| Activity |
Could you extract every entry below and reproduce it exactly?

[Collected data entries]
══════════

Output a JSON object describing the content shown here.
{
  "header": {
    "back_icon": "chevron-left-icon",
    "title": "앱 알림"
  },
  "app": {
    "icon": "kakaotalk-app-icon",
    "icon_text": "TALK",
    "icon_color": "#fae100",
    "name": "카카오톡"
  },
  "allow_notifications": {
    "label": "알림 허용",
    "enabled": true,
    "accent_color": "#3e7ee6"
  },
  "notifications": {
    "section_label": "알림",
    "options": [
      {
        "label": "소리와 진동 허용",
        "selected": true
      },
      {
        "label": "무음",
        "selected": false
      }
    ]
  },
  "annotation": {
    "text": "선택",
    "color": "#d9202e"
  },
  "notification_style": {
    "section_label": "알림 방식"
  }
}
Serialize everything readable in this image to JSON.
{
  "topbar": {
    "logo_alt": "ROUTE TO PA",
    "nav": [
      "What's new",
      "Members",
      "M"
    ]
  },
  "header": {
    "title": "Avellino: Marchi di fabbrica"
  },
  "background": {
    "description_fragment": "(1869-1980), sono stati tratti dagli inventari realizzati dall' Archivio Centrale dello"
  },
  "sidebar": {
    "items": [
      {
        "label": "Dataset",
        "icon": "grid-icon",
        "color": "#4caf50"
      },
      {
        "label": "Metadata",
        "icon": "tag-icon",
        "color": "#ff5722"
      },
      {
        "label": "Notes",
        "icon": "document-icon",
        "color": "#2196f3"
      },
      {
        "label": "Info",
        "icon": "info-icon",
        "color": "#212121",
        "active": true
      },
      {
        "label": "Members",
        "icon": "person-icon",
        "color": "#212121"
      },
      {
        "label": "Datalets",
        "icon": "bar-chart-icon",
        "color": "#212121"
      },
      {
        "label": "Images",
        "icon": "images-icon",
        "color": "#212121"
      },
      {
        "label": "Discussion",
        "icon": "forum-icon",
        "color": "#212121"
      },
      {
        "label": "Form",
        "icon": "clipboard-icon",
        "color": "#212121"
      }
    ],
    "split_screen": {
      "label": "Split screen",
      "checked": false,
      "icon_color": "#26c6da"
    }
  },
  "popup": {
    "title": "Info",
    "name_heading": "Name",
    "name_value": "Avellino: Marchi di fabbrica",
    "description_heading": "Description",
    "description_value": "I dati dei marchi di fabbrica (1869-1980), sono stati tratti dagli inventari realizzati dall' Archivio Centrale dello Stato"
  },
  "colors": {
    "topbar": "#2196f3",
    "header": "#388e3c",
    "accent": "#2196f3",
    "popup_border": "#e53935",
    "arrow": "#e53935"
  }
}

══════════

| Exercise output |
Output a JSON object describing the content shown here.
{
  "header": {
    "back_icon": "chevron-left-icon",
    "title": "앱 알림"
  },
  "app": {
    "icon": "kakaotalk-app-icon",
    "icon_text": "TALK",
    "icon_color": "#fae100",
    "name": "카카오톡"
  },
  "allow_notifications": {
    "label": "알림 허용",
    "enabled": true,
    "accent_color": "#3e7ee6"
  },
  "notifications": {
    "section_label": "알림",
    "options": [
      {
        "label": "소리와 진동 허용",
        "selected": true
      },
      {
        "label": "무음",
        "selected": false
      }
    ]
  },
  "annotation": {
    "text": "선택",
    "color": "#d9202e"
  },
  "notification_style": {
    "section_label": "알림 방식"
  }
}
Serialize everything readable in this image to JSON.
{
  "topbar": {
    "logo_alt": "ROUTE TO PA",
    "nav": [
      "What's new",
      "Members",
      "M"
    ]
  },
  "header": {
    "title": "Avellino: Marchi di fabbrica"
  },
  "background": {
    "description_fragment": "(1869-1980), sono stati tratti dagli inventari realizzati dall' Archivio Centrale dello"
  },
  "sidebar": {
    "items": [
      {
        "label": "Dataset",
        "icon": "grid-icon",
        "color": "#4caf50"
      },
      {
        "label": "Metadata",
        "icon": "tag-icon",
        "color": "#ff5722"
      },
      {
        "label": "Notes",
        "icon": "document-icon",
        "color": "#2196f3"
      },
      {
        "label": "Info",
        "icon": "info-icon",
        "color": "#212121",
        "active": true
      },
      {
        "label": "Members",
        "icon": "person-icon",
        "color": "#212121"
      },
      {
        "label": "Datalets",
        "icon": "bar-chart-icon",
        "color": "#212121"
      },
      {
        "label": "Images",
        "icon": "images-icon",
        "color": "#212121"
      },
      {
        "label": "Discussion",
        "icon": "forum-icon",
        "color": "#212121"
      },
      {
        "label": "Form",
        "icon": "clipboard-icon",
        "color": "#212121"
      }
    ],
    "split_screen": {
      "label": "Split screen",
      "checked": false,
      "icon_color": "#26c6da"
    }
  },
  "popup": {
    "title": "Info",
    "name_heading": "Name",
    "name_value": "Avellino: Marchi di fabbrica",
    "description_heading": "Description",
    "description_value": "I dati dei marchi di fabbrica (1869-1980), sono stati tratti dagli inventari realizzati dall' Archivio Centrale dello Stato"
  },
  "colors": {
    "topbar": "#2196f3",
    "header": "#388e3c",
    "accent": "#2196f3",
    "popup_border": "#e53935",
    "arrow": "#e53935"
  }
}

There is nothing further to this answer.